This American entrepreneur and conservationist is above all a lover of nature. In 1993, she married businessman Douglas Tompkins and together, they set out to create a network of National Parks in Patagonia, both in Chile and Argentina, pushing forward environmental conservation in the area.
After Douglas’ death in 2015, she has continued both their legacies, leading “Tompkins Conservation.” On January 29, 2018, Kristine McDivitt Tompkins and Michelle Bachelet, President of Chile, realized a promise they had made the year before: the donation of more than 400,000 hectares of preserved and restored Tompkin’s land in exchange for the government adding extra lands to create new parks. With this, Chilean National Park areas increased by almost 40%, thus expanding protected areas for pumas, condors, flamingos and endangered deer species.
Together with the existing parks, a network of 4.5 million hectares was established in the Chilean Patagonia, more than three times larger than the area of the American parks Yosemite and Yellowstone combined.

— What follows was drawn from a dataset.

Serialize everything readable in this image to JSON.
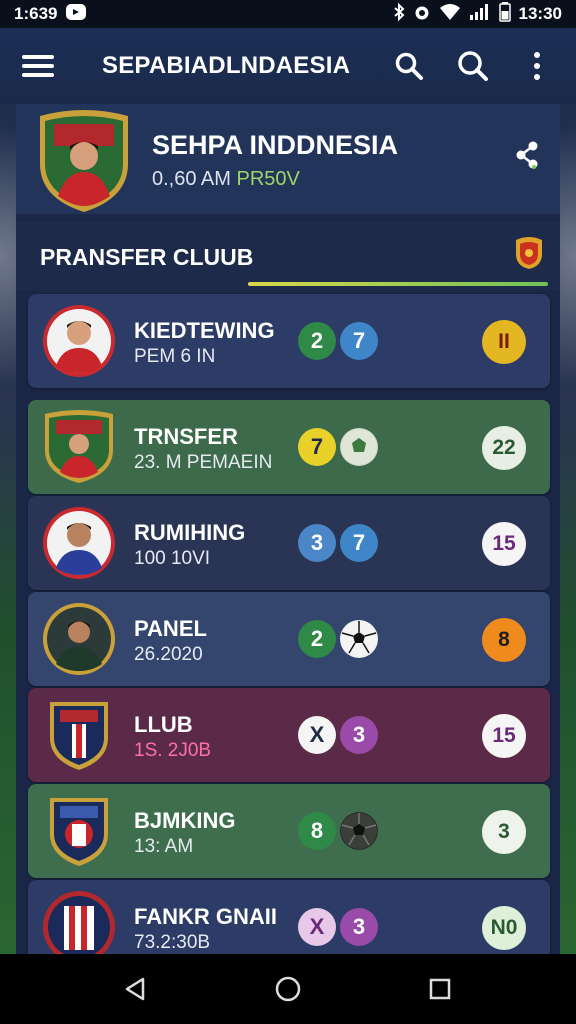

Of Kenyan origin, Maathai was a political and environmental activist who devoted her life to protecting African forests and women’s rights. In 1977, she founded the Green Belt Movement which, since its creation, has managed to plant more than 50 million trees and trained thousands of women to make a living out of forestry and beekeeping. For this foundation and its impact, she won the Alternative Nobel Prize in 1986, also known as the Right Livelihood Award. In 2004, she became the first African woman to receive the Nobel Peace Prize for her “contribution to sustainable development, democracy and peace.”
Englishwoman Jane Goodall is considered the leading chimpanzee expert in the world. We owe her the discovery of the existence of war, cultural differences, and use of tools in these primates. This woman has devoted more than 55 years to the study and protection of chimpanzees, which has earned her more than 50 honorary titles and recognition. In 2002, she was named a messenger of peace by the United Nations and in 2004, she was recognized as a Dame of the British Empire. Today, she has distanced herself from fieldwork; however, her activism in favor of a more tolerant attitude towards animals and the environment is still alive in her and in her foundation, the Jane Goodall Institute.

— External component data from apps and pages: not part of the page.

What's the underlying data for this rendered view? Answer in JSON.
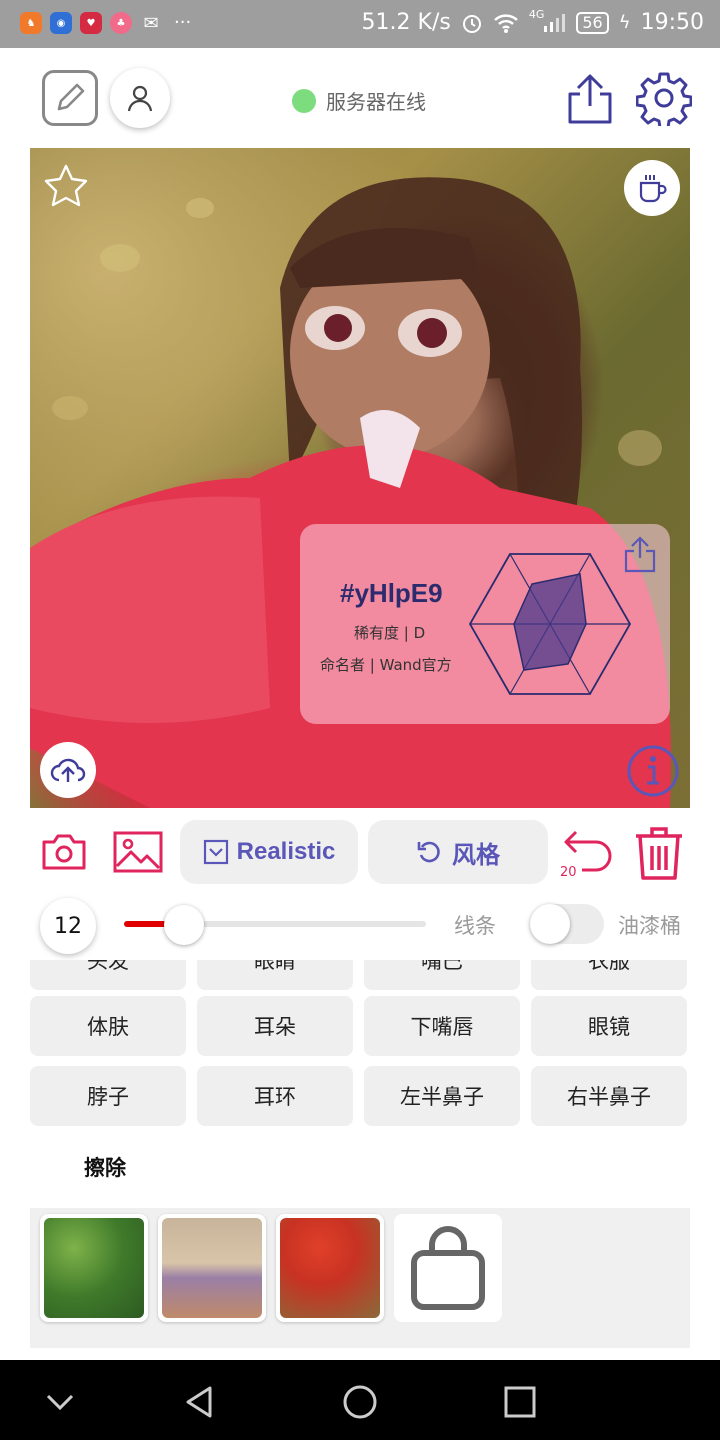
{
  "status_bar": {
    "net_speed": "51.2 K/s",
    "signal_label": "4G",
    "battery": "56",
    "time": "19:50",
    "apps": [
      {
        "icon": "game-app-icon",
        "color": "#f07a2a"
      },
      {
        "icon": "browser-app-icon",
        "color": "#2f6fd6"
      },
      {
        "icon": "heart-app-icon",
        "color": "#d42b43"
      },
      {
        "icon": "lolo-app-icon",
        "color": "#f26a8a"
      },
      {
        "icon": "wechat-icon",
        "color": "#9e9e9e"
      }
    ],
    "more": "···"
  },
  "top_bar": {
    "server_status": "服务器在线",
    "server_color": "#7ddc7d"
  },
  "card": {
    "id": "#yHlpE9",
    "rarity": "稀有度 | D",
    "namer": "命名者 | Wand官方"
  },
  "toolbar": {
    "style_label": "Realistic",
    "fengge_label": "风格",
    "undo_count": "20",
    "accent_color": "#e0245e",
    "brand_color": "#5a57b8"
  },
  "slider": {
    "size_value": "12",
    "level_fraction": 0.2,
    "line_label": "线条",
    "bucket_label": "油漆桶",
    "bucket_enabled": false
  },
  "parts": {
    "partial_row": [
      "头发",
      "眼睛",
      "嘴巴",
      "衣服"
    ],
    "rows": [
      [
        "体肤",
        "耳朵",
        "下嘴唇",
        "眼镜"
      ],
      [
        "脖子",
        "耳环",
        "左半鼻子",
        "右半鼻子"
      ]
    ],
    "erase_label": "擦除"
  },
  "thumbnails": [
    {
      "name": "thumb-green-bush"
    },
    {
      "name": "thumb-purple-flowers"
    },
    {
      "name": "thumb-red-flowers"
    }
  ]
}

This American biologist and conservationist’s work contributed to the development of modern environmental awareness. In 1962, she published her most famous work, “Silent Spring”, through which she sought to raise awareness about the harmful effects of pesticides on wildlife and ecosystems. Her book became a benchmark for further studies and encouraged the creation of the environmental movement. Such was the impact of her work that many have even said that “without Rachel Carson’s book, Greenpeace would not exist today.”